Dataset rows describing interfaces
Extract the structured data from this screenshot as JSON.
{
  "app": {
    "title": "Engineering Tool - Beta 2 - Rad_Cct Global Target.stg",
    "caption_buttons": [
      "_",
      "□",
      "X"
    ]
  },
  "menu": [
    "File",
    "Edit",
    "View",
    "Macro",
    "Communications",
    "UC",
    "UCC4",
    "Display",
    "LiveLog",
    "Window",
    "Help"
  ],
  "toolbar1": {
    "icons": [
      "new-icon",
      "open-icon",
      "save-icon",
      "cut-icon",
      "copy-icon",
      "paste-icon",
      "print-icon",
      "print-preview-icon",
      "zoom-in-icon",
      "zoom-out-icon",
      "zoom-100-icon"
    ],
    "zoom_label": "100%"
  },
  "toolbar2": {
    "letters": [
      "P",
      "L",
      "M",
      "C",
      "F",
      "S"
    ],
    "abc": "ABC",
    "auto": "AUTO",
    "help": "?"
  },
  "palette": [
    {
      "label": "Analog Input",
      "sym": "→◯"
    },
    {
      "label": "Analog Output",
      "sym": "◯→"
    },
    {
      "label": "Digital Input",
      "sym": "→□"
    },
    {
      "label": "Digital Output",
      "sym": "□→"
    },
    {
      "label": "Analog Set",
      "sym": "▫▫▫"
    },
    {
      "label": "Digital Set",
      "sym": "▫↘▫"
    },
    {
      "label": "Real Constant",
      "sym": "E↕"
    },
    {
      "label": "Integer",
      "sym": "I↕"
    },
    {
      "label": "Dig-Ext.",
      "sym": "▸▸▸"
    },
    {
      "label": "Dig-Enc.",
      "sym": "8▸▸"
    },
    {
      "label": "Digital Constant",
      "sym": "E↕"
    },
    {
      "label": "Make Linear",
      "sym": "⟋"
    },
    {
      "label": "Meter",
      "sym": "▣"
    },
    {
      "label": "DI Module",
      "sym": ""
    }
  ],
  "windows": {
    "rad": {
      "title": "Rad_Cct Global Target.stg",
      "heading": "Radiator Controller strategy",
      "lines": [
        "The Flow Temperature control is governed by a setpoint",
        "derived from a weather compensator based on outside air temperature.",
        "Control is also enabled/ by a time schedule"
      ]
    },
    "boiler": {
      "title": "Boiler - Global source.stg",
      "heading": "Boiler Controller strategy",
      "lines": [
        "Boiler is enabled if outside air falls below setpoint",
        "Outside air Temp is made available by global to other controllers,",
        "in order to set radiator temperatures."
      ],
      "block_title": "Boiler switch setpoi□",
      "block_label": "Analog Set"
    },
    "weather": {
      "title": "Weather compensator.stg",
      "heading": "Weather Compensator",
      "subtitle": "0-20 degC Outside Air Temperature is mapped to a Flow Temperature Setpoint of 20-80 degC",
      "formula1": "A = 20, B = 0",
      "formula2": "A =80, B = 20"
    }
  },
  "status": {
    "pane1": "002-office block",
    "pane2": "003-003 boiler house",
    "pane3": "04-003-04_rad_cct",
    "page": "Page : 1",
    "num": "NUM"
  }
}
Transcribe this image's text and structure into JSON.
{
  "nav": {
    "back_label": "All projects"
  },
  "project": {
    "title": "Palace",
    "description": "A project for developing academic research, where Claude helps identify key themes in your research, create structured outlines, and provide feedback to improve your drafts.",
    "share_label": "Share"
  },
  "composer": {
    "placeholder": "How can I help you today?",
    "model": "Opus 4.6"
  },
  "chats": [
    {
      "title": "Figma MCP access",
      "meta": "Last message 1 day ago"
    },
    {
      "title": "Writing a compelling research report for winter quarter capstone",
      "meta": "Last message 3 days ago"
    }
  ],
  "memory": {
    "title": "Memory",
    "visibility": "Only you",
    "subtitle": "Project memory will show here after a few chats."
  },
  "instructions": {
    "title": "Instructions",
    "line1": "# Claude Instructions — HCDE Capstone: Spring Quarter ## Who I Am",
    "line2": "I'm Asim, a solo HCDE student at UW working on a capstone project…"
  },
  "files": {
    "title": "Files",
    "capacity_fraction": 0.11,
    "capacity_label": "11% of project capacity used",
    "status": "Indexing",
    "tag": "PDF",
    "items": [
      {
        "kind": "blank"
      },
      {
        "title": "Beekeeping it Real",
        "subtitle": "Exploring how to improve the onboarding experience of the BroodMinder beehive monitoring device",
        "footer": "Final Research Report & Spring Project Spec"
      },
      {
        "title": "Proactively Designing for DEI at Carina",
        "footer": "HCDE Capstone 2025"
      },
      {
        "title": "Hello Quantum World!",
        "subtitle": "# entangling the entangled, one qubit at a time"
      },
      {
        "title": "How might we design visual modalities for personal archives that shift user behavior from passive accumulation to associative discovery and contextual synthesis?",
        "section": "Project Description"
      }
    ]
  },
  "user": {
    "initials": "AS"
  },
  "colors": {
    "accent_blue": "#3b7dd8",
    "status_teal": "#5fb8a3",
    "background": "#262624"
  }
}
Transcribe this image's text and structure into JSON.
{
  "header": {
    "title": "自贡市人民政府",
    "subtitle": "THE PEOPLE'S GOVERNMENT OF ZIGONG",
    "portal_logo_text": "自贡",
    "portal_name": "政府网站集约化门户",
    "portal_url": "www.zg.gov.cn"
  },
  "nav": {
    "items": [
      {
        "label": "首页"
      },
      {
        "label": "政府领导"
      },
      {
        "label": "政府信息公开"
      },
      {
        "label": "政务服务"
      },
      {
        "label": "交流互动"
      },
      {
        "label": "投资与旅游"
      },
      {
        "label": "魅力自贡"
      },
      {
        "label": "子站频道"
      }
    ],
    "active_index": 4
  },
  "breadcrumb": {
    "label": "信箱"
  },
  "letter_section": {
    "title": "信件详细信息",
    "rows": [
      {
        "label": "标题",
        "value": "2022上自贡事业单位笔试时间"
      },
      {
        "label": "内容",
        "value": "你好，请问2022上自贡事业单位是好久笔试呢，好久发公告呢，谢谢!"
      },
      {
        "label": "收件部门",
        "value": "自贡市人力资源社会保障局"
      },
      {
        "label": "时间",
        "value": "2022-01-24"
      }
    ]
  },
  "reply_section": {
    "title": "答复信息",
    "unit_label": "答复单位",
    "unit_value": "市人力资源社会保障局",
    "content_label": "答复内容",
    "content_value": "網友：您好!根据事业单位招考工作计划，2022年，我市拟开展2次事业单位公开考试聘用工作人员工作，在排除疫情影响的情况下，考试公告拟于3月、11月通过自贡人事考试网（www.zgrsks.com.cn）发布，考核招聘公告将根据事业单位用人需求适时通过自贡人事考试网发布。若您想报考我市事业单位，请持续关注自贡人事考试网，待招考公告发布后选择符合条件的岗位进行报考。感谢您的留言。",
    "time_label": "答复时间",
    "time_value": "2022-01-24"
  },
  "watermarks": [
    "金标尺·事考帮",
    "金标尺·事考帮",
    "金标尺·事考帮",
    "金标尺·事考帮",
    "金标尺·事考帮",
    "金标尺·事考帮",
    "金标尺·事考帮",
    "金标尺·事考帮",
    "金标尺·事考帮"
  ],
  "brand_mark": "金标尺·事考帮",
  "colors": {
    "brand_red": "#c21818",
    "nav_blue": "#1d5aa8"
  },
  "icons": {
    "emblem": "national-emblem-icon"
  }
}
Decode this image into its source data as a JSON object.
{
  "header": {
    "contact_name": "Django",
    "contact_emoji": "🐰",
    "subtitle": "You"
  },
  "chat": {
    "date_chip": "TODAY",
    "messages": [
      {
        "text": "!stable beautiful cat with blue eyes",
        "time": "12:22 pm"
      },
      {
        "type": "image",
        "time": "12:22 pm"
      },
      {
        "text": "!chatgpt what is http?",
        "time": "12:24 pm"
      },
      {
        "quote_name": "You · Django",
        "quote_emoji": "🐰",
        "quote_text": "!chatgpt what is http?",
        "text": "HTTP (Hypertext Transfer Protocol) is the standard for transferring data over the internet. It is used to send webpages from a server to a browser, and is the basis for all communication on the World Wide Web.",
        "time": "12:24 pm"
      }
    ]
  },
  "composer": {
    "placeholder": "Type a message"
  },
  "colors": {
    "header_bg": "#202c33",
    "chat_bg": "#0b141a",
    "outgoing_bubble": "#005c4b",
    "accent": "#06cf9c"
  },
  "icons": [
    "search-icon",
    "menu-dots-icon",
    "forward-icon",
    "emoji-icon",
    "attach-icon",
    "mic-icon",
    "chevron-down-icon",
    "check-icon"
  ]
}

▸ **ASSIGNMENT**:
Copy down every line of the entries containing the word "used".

▸ **OUTPUT OF THE EXERCISE**:
    "capacity_label": "11% of project capacity used",
        "text": "HTTP (Hypertext Transfer Protocol) is the standard for transferring data over the internet. It is used to send webpages from a server to a browser, and is the basis for all communication on the World Wide Web.",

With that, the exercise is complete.